'''

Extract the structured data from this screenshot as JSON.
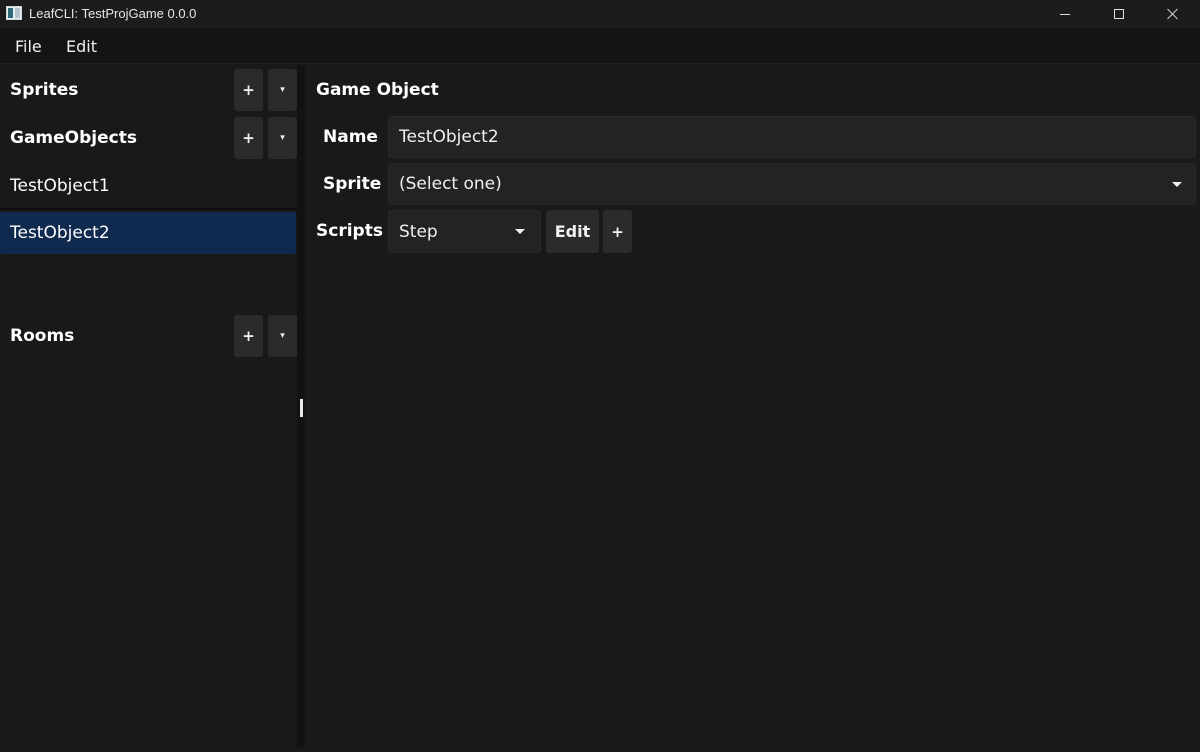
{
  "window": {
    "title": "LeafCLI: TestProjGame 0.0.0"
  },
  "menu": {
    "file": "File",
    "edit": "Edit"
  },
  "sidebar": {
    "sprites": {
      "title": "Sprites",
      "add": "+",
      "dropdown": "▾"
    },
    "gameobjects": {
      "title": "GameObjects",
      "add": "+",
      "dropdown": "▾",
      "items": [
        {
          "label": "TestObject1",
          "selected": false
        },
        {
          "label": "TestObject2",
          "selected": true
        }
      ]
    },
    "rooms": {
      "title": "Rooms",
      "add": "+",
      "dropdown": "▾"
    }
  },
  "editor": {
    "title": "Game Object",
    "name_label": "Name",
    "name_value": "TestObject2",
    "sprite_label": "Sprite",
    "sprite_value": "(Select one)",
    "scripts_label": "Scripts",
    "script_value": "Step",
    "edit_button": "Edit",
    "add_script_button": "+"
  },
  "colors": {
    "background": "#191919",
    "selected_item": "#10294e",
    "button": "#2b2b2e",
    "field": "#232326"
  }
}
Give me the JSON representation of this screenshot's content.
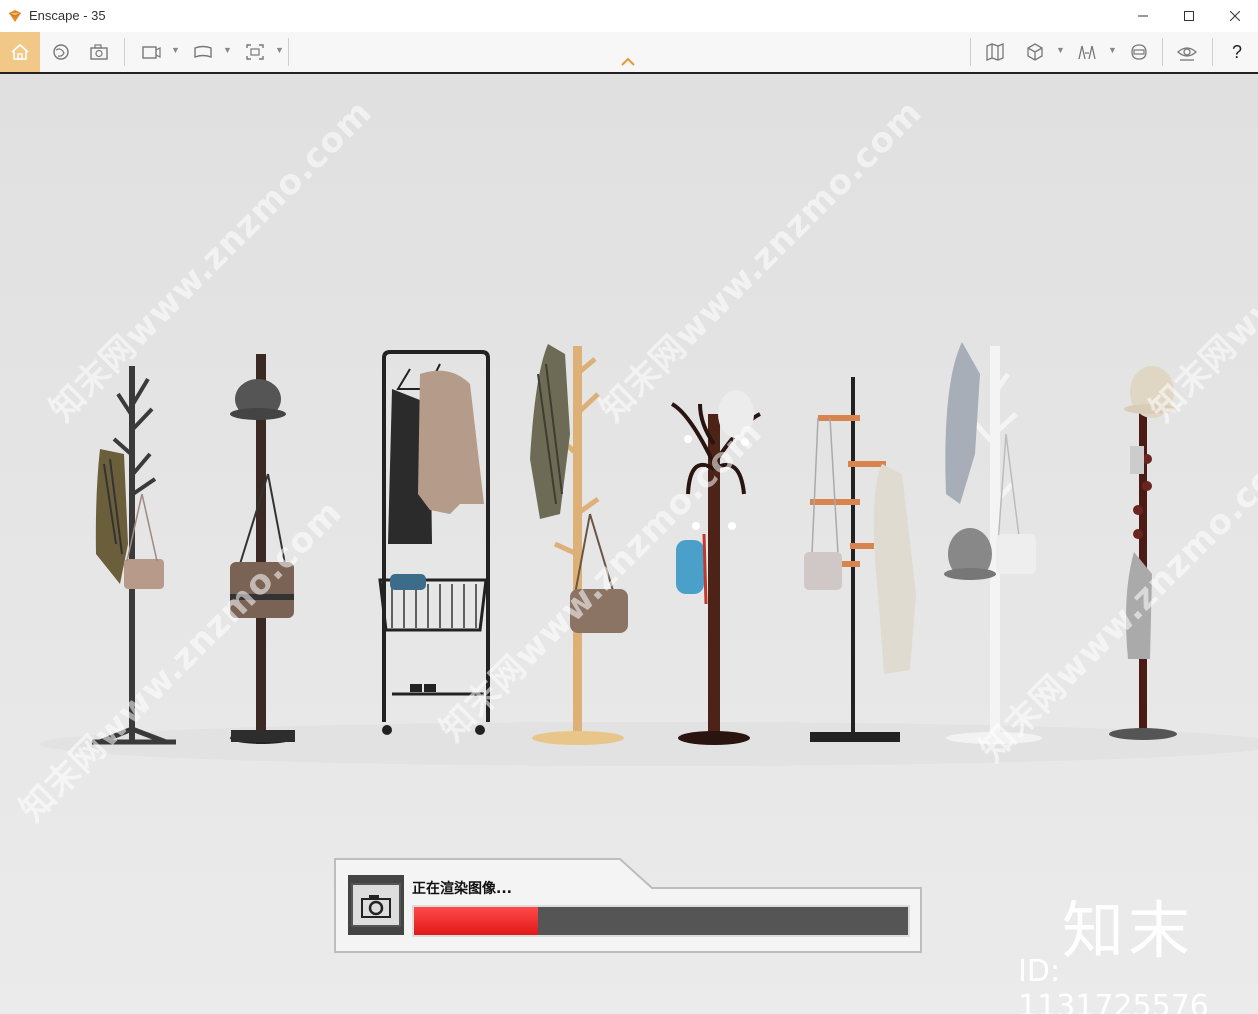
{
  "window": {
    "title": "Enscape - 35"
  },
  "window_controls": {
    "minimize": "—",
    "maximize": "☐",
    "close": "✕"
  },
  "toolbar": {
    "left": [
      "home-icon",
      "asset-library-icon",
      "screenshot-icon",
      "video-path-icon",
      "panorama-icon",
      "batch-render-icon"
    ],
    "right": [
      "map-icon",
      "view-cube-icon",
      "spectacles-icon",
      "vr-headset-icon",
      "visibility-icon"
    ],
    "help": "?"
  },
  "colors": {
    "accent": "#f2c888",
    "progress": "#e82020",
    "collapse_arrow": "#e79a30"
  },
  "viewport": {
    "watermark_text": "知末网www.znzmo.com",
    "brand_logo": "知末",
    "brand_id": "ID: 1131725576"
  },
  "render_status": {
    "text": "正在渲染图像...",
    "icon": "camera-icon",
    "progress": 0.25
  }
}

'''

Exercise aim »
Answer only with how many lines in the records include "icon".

Solution below »
12